Why does political conflict seem to consistently interfere with attempts to provide aid, end ethnic discord, or restore democracy? To answer this question, Agency and Ethics examines how the norms that originally motivate an intervention often create conflict between the intervening powers, outside powers, and the political agents who are the victims of the intervention. Three case studies are drawn upon to illustrate this phenomena: the British and American intervention in Bolshevik Russia in 1918; the British and French intervention in Egypt in 1956; and the American and United Nations intervention in Somalia in 1993. Although rarely categorized together, these three interventions shared at least one strong commonality: all failed to achieve their professed goals, with the troops being ignominiously recalled in each example. Lang concludes by addressing the dilemma of how to resolve complex humanitarian emergencies in the twenty-first century without the necessity of resorting to military intervention.
“…Lang’s approach is … more theoretically innovative than mainstream constructivism, attempting an unusual synthesis of political theorist Hannah Arendt and classical realist Hans Morgenthau.” — International Affairs
Agency and Ethics provides a fresh look at the practice of intervention by linking it to the inevitable confrontation between ethics and politics. Lang points out that normative claims and state interests are theoretically and empirically irreconcilable. His turn to Hannah Arendt's agonal and narrative politics to challenge traditional views on ethics and interventionism is as unique as it is unexpected. The result of this analysis is a lucid and lively volume that will be of great interest to scholars of international relations. François Debrix, Florida International University

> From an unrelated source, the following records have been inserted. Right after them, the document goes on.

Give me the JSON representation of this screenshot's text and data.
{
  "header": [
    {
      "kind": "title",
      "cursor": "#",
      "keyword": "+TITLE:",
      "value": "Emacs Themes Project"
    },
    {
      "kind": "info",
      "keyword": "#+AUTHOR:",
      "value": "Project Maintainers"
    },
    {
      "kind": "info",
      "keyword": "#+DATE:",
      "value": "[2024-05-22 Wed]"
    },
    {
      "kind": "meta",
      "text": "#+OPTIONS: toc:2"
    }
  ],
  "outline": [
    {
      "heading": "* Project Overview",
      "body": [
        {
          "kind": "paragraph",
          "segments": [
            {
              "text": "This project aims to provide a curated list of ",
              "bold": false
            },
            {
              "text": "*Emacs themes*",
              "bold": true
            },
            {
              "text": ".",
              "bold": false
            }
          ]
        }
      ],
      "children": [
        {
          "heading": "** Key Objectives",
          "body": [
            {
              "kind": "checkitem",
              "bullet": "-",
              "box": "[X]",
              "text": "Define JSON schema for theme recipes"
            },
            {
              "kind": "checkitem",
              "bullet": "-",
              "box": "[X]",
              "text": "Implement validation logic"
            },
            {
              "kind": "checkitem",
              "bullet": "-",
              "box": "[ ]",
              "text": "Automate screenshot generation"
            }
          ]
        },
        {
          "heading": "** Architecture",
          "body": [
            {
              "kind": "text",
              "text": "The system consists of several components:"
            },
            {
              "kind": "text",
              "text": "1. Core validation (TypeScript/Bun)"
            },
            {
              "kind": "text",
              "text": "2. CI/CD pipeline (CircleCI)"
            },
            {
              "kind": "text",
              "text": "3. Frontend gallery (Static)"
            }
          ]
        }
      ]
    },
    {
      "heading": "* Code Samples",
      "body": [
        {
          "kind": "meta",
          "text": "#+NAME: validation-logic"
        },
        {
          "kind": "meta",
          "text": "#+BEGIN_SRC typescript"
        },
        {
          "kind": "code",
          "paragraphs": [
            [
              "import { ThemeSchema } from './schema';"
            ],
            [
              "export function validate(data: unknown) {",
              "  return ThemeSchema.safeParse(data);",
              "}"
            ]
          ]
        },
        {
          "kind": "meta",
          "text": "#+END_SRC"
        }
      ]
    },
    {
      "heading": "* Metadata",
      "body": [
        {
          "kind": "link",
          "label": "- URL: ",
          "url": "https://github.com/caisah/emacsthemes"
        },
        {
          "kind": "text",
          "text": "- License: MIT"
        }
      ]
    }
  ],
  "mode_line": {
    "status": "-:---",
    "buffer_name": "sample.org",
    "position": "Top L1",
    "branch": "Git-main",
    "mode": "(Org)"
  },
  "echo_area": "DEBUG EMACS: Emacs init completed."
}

Anthony F. Lang Jr. is Program Officer at The Carnegie Council on Ethics and International Affairs.